Work task:
Those lines of the records that contain "Series" are to be located and copied.

Data about app and page elements

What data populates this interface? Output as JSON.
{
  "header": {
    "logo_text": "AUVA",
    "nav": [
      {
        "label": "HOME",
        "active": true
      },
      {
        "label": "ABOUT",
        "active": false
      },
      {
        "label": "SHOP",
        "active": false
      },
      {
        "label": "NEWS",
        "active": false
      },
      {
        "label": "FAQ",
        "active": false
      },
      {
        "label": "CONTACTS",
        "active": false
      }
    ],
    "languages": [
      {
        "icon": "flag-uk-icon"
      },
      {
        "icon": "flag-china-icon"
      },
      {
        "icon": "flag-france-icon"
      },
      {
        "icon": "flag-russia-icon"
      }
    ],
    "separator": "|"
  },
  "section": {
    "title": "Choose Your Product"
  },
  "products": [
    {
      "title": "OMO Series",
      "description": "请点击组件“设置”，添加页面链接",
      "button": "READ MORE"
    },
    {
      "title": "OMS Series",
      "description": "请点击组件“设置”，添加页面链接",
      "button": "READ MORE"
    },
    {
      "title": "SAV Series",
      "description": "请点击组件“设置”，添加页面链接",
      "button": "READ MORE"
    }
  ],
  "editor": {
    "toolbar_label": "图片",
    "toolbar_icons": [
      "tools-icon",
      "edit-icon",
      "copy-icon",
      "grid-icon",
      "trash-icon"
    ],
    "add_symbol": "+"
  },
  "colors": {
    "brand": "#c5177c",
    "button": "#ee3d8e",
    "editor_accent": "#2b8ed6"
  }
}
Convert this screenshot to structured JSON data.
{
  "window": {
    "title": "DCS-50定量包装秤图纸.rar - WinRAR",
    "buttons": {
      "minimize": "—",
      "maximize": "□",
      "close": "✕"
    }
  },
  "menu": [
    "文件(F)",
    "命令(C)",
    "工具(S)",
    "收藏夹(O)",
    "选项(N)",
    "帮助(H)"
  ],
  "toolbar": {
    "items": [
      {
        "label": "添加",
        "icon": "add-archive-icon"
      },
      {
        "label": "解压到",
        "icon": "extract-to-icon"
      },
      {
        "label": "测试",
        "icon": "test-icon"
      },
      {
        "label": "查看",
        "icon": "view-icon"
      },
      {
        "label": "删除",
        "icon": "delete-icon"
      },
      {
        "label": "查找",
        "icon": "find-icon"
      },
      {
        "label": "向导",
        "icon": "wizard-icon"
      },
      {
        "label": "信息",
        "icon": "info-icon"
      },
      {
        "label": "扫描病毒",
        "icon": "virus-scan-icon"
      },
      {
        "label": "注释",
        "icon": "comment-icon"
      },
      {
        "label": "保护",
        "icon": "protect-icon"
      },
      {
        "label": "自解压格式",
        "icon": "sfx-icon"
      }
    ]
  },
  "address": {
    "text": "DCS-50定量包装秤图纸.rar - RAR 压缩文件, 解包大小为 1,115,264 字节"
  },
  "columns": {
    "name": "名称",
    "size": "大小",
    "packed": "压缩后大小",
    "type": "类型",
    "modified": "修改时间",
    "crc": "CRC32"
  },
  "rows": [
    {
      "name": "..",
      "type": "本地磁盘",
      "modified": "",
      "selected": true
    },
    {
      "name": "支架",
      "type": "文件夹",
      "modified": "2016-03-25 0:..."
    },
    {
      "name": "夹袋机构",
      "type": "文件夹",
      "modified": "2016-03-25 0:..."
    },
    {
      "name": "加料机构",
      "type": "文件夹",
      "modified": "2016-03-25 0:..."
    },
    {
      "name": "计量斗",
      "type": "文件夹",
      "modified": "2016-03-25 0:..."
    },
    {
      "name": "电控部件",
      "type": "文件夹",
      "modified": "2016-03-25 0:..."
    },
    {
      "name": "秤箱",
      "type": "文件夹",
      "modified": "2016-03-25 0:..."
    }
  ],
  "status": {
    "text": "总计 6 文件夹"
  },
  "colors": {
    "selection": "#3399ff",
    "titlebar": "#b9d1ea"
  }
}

Task response:
      "title": "OMO Series",
      "title": "OMS Series",
      "title": "SAV Series",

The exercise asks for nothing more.